EPA’s Wheeler questions ‘legality and practicality’ of California EV order
By Alex Guillén
WASHINGTON EPA Administrator Andrew Wheeler on Monday blasted California Gov. Gavin Newsom’s executive order seeking to ban the sale of internal combustion engines in the state by 2035, writing in a letter that it raises “serious questions regarding its legality and practicality.”
Background: Newsom issued an executive order last week directing the California Air Resources Board to set rules to phase out cars that burn gasoline or diesel by 2035, which would require a significant jump in EV sales, even in the nation’s leading EV state.
The letter: In his letter, Wheeler noted that EPA has revoked the waiver allowing California to enforce its zero-emissions vehicle program, and the state would have to obtain a new one to enforce any regulation related to Newsom’s order. Legal experts agree California would face almost certain rejection from the Trump administration but could succeed if Joe Biden is elected in November.
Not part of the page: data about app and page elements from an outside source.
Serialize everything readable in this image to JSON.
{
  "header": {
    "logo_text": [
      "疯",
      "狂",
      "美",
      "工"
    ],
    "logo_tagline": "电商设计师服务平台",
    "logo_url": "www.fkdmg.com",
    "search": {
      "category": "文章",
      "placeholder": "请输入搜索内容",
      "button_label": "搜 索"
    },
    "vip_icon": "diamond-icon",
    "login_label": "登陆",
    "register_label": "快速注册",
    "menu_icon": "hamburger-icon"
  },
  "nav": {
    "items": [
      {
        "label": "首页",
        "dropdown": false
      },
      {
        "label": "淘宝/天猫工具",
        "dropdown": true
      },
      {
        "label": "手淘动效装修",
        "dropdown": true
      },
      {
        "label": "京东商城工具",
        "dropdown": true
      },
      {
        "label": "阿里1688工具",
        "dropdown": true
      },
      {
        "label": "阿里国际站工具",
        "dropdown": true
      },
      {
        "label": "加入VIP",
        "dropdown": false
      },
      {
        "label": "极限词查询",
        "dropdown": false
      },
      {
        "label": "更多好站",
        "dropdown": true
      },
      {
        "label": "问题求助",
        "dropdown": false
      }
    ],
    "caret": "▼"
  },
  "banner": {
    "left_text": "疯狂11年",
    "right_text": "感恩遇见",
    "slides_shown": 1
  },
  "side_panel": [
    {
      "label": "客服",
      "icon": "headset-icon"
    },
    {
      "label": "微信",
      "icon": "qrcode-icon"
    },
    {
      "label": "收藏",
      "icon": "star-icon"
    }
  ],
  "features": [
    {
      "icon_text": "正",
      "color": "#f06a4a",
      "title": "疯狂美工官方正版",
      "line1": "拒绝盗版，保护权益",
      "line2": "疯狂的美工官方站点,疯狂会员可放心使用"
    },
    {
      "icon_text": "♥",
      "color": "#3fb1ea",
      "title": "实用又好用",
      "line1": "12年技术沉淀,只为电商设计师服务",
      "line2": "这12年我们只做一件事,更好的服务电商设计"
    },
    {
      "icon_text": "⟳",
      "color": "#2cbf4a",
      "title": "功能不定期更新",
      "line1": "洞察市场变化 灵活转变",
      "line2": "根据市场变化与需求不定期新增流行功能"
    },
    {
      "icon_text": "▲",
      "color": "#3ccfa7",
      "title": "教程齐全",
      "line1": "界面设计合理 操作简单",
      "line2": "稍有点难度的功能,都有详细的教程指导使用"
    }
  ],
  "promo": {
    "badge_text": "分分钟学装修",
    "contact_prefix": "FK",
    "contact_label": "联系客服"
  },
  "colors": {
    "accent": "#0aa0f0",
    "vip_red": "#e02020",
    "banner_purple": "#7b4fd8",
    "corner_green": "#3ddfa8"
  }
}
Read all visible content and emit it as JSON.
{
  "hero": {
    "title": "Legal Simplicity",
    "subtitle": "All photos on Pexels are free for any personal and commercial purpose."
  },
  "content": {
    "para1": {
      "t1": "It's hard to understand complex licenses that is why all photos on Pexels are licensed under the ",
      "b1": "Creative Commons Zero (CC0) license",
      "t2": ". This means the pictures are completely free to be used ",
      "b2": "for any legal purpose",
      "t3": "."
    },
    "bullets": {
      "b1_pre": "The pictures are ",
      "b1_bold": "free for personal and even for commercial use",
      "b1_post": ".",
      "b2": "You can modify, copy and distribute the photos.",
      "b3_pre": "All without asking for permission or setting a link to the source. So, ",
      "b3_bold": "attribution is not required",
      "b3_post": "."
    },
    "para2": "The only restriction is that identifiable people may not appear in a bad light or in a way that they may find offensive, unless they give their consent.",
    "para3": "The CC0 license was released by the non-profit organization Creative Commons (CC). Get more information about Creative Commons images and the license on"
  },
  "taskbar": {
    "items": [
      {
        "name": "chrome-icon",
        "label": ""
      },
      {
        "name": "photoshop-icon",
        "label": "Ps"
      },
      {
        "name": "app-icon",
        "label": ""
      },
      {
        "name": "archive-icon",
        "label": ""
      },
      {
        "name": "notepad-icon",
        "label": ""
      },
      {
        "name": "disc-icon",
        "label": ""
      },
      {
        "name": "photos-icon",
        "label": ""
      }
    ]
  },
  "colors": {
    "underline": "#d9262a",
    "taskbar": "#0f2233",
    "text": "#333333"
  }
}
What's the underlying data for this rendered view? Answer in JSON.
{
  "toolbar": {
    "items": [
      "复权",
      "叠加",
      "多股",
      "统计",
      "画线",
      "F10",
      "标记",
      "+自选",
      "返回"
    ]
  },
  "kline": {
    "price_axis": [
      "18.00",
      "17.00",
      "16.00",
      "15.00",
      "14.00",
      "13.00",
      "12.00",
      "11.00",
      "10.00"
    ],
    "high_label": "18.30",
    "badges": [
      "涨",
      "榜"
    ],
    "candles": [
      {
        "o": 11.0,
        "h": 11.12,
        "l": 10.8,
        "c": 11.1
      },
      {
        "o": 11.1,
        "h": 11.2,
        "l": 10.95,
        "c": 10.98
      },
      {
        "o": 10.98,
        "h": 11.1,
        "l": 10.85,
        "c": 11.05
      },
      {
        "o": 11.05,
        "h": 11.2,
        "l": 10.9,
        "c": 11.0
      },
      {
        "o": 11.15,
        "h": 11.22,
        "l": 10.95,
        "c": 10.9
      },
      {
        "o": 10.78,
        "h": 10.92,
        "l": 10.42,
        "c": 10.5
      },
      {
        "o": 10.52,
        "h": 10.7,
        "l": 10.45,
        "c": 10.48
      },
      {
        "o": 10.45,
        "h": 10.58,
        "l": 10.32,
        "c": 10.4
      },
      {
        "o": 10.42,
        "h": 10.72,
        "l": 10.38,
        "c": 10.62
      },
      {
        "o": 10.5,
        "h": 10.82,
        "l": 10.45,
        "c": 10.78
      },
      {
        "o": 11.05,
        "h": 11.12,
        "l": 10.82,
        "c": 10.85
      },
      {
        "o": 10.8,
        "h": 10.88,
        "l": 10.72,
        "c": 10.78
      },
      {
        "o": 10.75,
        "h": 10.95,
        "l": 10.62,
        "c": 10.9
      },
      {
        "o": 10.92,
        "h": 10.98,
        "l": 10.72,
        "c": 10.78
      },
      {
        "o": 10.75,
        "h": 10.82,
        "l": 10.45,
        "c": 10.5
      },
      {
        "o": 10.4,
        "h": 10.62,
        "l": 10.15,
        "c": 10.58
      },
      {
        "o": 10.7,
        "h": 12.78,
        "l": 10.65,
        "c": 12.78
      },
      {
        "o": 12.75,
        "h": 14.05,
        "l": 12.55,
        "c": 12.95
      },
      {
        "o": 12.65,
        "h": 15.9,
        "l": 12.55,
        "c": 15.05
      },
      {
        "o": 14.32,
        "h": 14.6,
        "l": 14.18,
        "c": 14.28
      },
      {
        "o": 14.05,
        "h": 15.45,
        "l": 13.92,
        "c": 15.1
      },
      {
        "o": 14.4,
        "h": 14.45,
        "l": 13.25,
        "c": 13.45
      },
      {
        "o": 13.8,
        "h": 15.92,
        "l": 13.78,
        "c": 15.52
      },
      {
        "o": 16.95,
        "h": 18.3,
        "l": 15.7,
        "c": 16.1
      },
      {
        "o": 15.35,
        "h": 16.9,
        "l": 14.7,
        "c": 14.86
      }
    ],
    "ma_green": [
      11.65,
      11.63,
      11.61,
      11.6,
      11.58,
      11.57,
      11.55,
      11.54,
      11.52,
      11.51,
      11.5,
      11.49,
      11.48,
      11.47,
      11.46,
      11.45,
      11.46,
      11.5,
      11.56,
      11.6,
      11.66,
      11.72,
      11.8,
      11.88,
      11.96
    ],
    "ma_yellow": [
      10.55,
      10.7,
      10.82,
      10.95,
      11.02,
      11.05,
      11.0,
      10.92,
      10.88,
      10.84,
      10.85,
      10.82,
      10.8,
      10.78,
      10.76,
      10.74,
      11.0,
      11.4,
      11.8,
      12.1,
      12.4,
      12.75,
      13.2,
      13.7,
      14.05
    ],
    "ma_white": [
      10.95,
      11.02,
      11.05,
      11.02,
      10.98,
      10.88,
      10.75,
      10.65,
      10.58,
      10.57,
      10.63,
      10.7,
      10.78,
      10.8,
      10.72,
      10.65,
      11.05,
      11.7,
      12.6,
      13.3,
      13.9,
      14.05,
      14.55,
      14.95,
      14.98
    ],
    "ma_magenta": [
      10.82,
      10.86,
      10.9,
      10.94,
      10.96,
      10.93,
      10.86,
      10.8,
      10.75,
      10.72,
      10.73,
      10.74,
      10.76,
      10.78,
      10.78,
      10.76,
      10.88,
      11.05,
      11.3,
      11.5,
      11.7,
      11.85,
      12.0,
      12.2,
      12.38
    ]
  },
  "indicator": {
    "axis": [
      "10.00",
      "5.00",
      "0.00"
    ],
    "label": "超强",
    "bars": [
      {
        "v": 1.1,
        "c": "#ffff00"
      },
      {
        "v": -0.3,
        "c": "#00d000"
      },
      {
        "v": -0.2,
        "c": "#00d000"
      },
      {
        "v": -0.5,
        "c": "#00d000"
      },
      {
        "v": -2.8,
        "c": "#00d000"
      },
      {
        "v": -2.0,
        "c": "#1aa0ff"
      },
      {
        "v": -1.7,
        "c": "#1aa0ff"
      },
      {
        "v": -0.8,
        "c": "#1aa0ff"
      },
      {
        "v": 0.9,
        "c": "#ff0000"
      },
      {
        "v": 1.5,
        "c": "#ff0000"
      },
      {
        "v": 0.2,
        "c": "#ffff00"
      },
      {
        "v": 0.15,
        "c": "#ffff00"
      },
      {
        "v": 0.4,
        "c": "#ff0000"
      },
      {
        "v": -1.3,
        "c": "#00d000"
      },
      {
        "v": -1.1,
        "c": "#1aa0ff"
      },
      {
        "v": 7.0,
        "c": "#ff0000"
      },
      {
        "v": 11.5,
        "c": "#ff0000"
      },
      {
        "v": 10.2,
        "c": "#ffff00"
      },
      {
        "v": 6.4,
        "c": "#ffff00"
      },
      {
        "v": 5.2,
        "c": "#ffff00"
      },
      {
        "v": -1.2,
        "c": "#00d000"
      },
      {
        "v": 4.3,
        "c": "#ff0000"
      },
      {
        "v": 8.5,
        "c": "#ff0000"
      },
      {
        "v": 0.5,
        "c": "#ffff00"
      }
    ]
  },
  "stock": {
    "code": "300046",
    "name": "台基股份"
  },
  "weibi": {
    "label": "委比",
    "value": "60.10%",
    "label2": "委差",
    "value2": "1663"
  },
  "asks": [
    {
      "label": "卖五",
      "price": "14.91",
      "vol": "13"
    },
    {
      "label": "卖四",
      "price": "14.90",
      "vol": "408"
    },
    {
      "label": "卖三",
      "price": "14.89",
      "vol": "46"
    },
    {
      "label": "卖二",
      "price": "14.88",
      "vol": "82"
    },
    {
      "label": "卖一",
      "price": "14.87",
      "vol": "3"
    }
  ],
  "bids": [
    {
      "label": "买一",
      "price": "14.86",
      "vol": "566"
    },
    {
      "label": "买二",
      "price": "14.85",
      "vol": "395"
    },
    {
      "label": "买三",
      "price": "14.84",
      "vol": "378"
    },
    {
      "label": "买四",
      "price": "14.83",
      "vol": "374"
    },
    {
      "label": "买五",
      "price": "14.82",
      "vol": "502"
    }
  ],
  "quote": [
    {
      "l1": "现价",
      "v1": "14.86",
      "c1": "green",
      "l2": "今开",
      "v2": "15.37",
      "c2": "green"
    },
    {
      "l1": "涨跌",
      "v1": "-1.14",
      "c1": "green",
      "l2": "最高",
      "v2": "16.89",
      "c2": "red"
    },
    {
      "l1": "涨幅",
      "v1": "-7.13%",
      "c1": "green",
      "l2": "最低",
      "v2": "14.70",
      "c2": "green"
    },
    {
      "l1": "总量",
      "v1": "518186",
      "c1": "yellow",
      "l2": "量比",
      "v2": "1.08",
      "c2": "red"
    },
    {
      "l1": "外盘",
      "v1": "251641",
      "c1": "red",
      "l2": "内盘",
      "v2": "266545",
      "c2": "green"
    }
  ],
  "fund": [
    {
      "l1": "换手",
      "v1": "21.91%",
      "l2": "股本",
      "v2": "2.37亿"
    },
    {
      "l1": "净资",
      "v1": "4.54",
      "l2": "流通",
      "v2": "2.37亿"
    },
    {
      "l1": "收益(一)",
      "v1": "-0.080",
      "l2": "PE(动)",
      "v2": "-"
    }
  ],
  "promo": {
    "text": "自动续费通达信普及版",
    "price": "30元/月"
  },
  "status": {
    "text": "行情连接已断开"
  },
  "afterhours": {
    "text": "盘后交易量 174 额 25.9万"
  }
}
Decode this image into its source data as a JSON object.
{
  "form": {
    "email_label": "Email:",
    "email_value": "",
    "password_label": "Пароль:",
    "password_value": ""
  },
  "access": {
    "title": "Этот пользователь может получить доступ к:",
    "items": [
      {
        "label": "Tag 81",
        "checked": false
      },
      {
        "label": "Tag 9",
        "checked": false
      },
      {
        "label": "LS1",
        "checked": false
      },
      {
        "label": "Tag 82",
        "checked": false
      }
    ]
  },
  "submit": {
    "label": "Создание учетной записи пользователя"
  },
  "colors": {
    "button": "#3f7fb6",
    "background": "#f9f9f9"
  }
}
Wheeler stopped short of outright vowing to reject a request.
“While the EO seems to be mostly aspirational and on its own would accomplish very little, any attempt by the California Air Resources Board to implement sections of it may require California to request a waiver to U.S. EPA,” he wrote.
Wheeler also questioned how, given recent rolling blackouts “unprecedented in size and scope,” California would “expect to run an electric car fleet that will come with significant increases in electricity demand, when you can’t even keep the lights on today.”
EPA did not immediately respond to a question about whether it had consulted FERC on the grid reliability issues raised in the letter, which fall outside the purview of the Clean Air Act.
“I urge you to step away from commitments to singular technologies,” Wheeler wrote. “While it is tempting for federal or state agencies to regulate with a particular technology in mind, it is far more productive to provide innovators the freedom to develop the technologies of tomorrow.”
Context: The EV fight is the latest between California and the Trump administration, which has argued that the state has focused too much on climate change and not on other environmental issues such as forest management amid a record fire season.